───── MATERIAL FOR THIS TASK

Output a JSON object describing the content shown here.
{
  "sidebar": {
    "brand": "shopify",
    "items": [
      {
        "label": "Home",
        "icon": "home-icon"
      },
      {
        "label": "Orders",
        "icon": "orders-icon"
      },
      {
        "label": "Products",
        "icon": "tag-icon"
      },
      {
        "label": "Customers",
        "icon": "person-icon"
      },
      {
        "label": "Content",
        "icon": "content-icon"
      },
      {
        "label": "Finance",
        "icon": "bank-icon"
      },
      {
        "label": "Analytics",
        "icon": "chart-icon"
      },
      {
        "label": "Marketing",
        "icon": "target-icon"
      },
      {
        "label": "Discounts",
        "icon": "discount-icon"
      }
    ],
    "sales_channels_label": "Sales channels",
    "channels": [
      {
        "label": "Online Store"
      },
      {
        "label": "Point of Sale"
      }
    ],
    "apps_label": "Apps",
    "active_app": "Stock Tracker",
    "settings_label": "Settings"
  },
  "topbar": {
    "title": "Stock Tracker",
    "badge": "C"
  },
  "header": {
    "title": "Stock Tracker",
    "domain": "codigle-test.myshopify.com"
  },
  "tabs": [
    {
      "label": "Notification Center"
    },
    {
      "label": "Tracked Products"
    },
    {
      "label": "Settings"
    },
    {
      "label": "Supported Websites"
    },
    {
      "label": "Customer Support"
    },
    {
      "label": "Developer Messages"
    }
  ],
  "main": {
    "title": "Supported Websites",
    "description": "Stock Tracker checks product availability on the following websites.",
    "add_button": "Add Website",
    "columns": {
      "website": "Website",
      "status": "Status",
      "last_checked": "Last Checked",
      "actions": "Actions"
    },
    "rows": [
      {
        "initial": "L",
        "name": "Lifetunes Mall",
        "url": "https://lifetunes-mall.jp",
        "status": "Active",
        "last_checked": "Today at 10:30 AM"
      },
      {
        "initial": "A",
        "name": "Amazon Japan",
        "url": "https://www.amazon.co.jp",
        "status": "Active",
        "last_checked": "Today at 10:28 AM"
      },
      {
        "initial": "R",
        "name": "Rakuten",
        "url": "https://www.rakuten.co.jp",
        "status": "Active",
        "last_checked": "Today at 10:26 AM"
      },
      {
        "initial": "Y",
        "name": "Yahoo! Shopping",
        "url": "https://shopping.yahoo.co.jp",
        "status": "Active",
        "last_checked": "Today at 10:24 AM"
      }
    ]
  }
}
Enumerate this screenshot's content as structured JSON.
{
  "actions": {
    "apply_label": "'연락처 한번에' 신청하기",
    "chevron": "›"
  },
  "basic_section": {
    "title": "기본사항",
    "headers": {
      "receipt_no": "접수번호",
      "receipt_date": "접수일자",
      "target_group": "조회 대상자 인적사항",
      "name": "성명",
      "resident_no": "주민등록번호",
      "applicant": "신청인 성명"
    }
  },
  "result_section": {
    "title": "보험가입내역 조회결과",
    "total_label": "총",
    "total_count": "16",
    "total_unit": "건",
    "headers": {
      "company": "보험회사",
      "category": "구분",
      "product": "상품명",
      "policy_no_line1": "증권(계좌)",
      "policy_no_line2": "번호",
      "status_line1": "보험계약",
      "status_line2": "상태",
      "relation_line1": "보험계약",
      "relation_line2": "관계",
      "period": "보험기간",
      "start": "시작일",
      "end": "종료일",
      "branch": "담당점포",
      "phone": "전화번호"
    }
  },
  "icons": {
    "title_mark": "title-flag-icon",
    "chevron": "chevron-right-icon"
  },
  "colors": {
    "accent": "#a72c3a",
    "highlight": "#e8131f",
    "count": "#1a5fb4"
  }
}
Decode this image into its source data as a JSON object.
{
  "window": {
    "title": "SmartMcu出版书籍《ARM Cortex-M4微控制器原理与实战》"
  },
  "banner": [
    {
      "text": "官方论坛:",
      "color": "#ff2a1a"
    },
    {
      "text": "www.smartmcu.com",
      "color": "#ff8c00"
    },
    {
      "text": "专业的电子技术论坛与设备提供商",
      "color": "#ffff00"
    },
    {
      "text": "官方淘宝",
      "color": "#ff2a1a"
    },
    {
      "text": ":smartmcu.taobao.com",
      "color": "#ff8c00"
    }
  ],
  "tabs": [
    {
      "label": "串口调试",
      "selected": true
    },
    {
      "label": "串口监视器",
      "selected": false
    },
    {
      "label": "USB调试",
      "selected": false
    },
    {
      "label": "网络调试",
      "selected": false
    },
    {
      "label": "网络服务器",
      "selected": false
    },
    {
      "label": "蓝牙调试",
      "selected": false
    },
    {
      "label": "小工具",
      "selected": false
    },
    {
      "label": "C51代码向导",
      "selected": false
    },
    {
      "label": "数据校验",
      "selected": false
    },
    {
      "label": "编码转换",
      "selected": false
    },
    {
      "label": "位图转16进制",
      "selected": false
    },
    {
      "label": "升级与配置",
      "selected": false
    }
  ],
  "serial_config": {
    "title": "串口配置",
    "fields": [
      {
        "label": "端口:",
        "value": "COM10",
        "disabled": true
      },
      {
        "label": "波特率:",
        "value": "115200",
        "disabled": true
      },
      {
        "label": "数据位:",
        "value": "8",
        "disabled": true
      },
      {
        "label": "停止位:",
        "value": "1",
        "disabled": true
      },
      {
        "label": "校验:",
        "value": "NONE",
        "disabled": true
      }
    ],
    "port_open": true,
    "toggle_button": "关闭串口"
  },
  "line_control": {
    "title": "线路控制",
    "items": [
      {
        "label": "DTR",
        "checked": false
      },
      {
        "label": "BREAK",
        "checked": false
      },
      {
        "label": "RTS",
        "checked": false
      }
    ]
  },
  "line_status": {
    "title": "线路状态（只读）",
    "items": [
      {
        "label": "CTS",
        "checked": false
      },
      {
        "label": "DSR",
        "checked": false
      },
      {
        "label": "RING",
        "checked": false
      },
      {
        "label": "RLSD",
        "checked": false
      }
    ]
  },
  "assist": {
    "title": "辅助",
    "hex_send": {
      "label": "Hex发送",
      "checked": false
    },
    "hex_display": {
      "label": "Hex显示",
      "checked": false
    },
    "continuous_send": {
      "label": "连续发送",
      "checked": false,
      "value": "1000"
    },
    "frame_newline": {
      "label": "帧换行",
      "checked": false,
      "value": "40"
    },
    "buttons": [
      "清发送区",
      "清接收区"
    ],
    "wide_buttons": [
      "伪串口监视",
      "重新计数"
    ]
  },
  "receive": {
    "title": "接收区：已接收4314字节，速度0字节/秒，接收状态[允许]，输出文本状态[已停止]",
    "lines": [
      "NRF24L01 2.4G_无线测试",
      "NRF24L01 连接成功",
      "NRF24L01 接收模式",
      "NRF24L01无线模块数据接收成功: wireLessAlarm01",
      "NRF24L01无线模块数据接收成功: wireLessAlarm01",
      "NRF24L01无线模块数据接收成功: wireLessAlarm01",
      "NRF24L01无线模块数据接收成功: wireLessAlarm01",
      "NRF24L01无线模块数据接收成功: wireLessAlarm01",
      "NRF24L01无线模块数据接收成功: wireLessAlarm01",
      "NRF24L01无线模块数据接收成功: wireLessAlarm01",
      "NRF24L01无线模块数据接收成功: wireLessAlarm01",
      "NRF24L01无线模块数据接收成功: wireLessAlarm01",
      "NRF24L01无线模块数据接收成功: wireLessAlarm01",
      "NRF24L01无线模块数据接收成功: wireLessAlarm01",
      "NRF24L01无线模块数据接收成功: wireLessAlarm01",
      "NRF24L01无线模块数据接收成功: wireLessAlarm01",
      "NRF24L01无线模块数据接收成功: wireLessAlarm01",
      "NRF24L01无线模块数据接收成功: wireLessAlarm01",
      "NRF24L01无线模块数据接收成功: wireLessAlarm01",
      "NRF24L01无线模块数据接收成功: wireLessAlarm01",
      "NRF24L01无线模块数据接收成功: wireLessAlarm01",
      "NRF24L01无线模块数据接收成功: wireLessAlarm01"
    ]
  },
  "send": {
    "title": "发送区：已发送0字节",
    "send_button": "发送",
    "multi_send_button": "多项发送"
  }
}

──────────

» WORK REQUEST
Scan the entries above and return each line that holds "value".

» EXERCISE RESULT
        "value": "COM10",
        "value": "115200",
        "value": "8",
        "value": "1",
        "value": "NONE",
      "value": "1000"
      "value": "40"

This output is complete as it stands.